In When Someone You Love Suffers From Posttraumatic Stress, by Claudia Zayfert, PhD and Jason C. DeViva, PhD , they define ambiguous loss as a “term used to describe any situation in which a loved one is absent in some ways but present in others.” They further explain that this can be when a person is present physically, but is not participating in family life. This describes my family.
The thing is we are still a family and at times we still act like one. However, there are other times, we are not. This may sound like a typical family with a teenager to some of you. It is not.
I am not talking about typical teenage rebellion or pulling away. I am talking about a talented, kindhearted child, who wants to be alone, yet still wants me to be present. The two are contradictory I know, still there it is. She needs me to be present, yet invisible. She needs control of the boundaries she establishes, while at the same time she cannot accept that I too need boundaries. I frequently walk on eggshells as I try to help her.
The more I learn, the more I understand and believe me I understand more than most. Yet, I am at risk. I am at risk for what the book describes as “secondary trauma.” Many family members of those with PTSD have signs of anxiety, depression and PTSD themselves. This is why I get angry when I see people related to the year my daughter experienced bullying. They are all moving forward; this includes the bullies and their families.
We have done many things right to help my daughter. She still talks to me, she still has goals. We take baby-steps in positive directions. She has relived the events too many times already, and does not want to talk about it anymore. She received counseling after the event and was doing better until the school that previously had been supportive let her down completely.
She knows in her heart that it is not her fault, but in some ways the school’s failure caused her to start over at square one and to lose the years of progress. All of the professionals who let her down previously make it hard to trust any of them, and I understand this.
Today I found a wonderful book to help her,The PTSD Workbook. I am also trying to take care of myself, so I can continue to help her.
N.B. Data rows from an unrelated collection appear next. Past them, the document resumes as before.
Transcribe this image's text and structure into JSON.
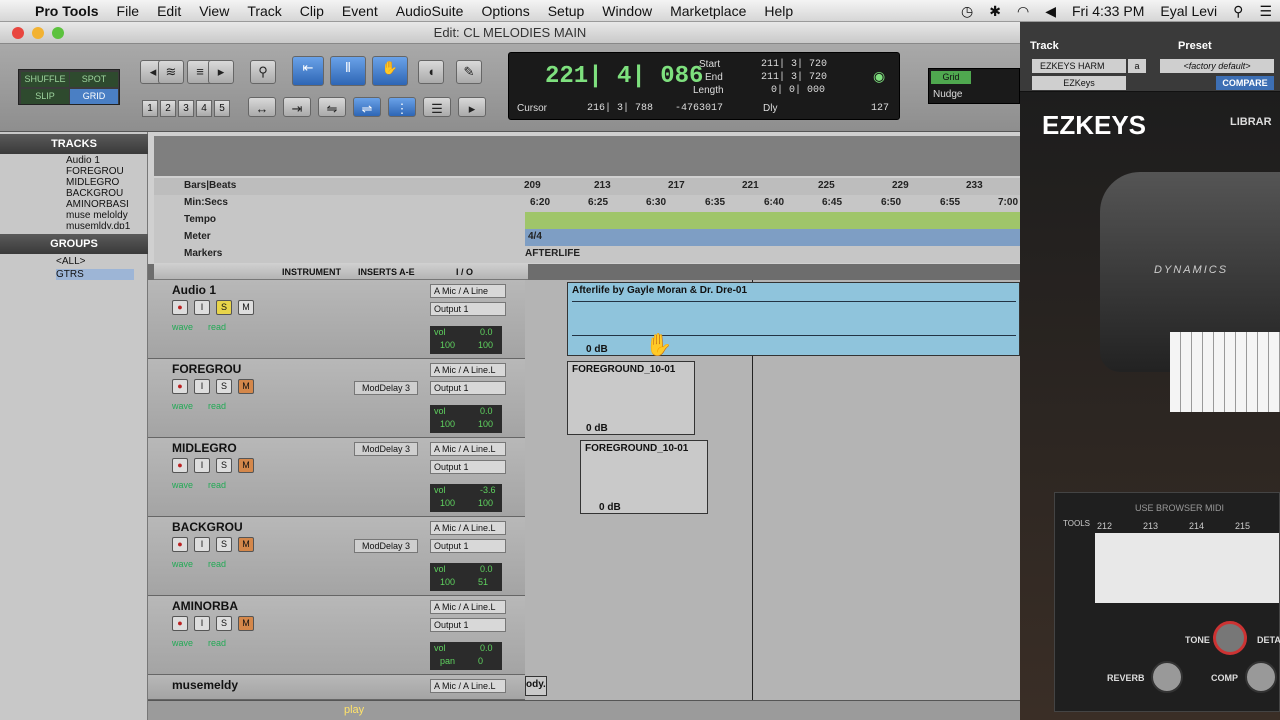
{
  "menubar": {
    "app": "Pro Tools",
    "items": [
      "File",
      "Edit",
      "View",
      "Track",
      "Clip",
      "Event",
      "AudioSuite",
      "Options",
      "Setup",
      "Window",
      "Marketplace",
      "Help"
    ],
    "clock": "Fri 4:33 PM",
    "user": "Eyal Levi"
  },
  "window": {
    "title": "Edit: CL MELODIES MAIN"
  },
  "modes": {
    "shuffle": "SHUFFLE",
    "spot": "SPOT",
    "slip": "SLIP",
    "grid": "GRID"
  },
  "counter": {
    "main": "221| 4| 086",
    "start_label": "Start",
    "start": "211| 3| 720",
    "end_label": "End",
    "end": "211| 3| 720",
    "length_label": "Length",
    "length": "0| 0| 000",
    "cursor_label": "Cursor",
    "cursor": "216| 3| 788",
    "cursor_sample": "-4763017",
    "dly": "Dly",
    "tempo": "127"
  },
  "grid": {
    "grid_label": "Grid",
    "nudge_label": "Nudge"
  },
  "left": {
    "tracks_hdr": "TRACKS",
    "tracks": [
      "Audio 1",
      "FOREGROU",
      "MIDLEGRO",
      "BACKGROU",
      "AMINORBASI",
      "muse meloldy",
      "musemldy.dp1"
    ],
    "groups_hdr": "GROUPS",
    "groups": [
      "<ALL>",
      "GTRS"
    ]
  },
  "ruler": {
    "bars_label": "Bars|Beats",
    "minsec_label": "Min:Secs",
    "tempo_label": "Tempo",
    "meter_label": "Meter",
    "markers_label": "Markers",
    "bars": [
      "209",
      "213",
      "217",
      "221",
      "225",
      "229",
      "233"
    ],
    "times": [
      "6:20",
      "6:25",
      "6:30",
      "6:35",
      "6:40",
      "6:45",
      "6:50",
      "6:55",
      "7:00"
    ],
    "meter": "4/4",
    "marker": "AFTERLIFE"
  },
  "columns": {
    "instrument": "INSTRUMENT",
    "inserts": "INSERTS A-E",
    "io": "I / O"
  },
  "tracks": [
    {
      "name": "Audio 1",
      "insert": "",
      "in": "A Mic / A Line",
      "out": "Output 1",
      "vol": "0.0",
      "pan_l": "100",
      "pan_r": "100"
    },
    {
      "name": "FOREGROU",
      "insert": "ModDelay 3",
      "in": "A Mic / A Line.L",
      "out": "Output 1",
      "vol": "0.0",
      "pan_l": "100",
      "pan_r": "100"
    },
    {
      "name": "MIDLEGRO",
      "insert": "ModDelay 3",
      "in": "A Mic / A Line.L",
      "out": "Output 1",
      "vol": "-3.6",
      "pan_l": "100",
      "pan_r": "100"
    },
    {
      "name": "BACKGROU",
      "insert": "ModDelay 3",
      "in": "A Mic / A Line.L",
      "out": "Output 1",
      "vol": "0.0",
      "pan_l": "100",
      "pan_r": "51"
    },
    {
      "name": "AMINORBA",
      "insert": "",
      "in": "A Mic / A Line.L",
      "out": "Output 1",
      "vol": "0.0",
      "pan_l": "pan",
      "pan_r": "0"
    },
    {
      "name": "musemeldy",
      "insert": "",
      "in": "A Mic / A Line.L",
      "out": "",
      "vol": "",
      "pan_l": "",
      "pan_r": ""
    }
  ],
  "labels": {
    "vol": "vol",
    "wave": "wave",
    "read": "read"
  },
  "clips": [
    {
      "name": "Afterlife by Gayle Moran & Dr. Dre-01",
      "gain": "0 dB"
    },
    {
      "name": "FOREGROUND_10-01",
      "gain": "0 dB"
    },
    {
      "name": "FOREGROUND_10-01",
      "gain": "0 dB"
    },
    {
      "name": "ody.",
      "gain": ""
    }
  ],
  "bottom": {
    "play": "play"
  },
  "plugin": {
    "track_label": "Track",
    "preset_label": "Preset",
    "track_name": "EZKEYS HARM",
    "track_a": "a",
    "preset_name": "<factory default>",
    "plugin_name": "EZKeys",
    "compare": "COMPARE",
    "brand": "EZKEYS",
    "library": "LIBRAR",
    "dynamics": "DYNAMICS",
    "use_browser": "USE BROWSER MIDI",
    "tools": "TOOLS",
    "bars": [
      "212",
      "213",
      "214",
      "215"
    ],
    "tone": "TONE",
    "detail": "DETA",
    "reverb": "REVERB",
    "comp": "COMP"
  }
}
My husband gave me a better camera for Christmas and I am taking pictures of nature as I take my walks. Like the faint rainbow above, there is a glimmer of hope.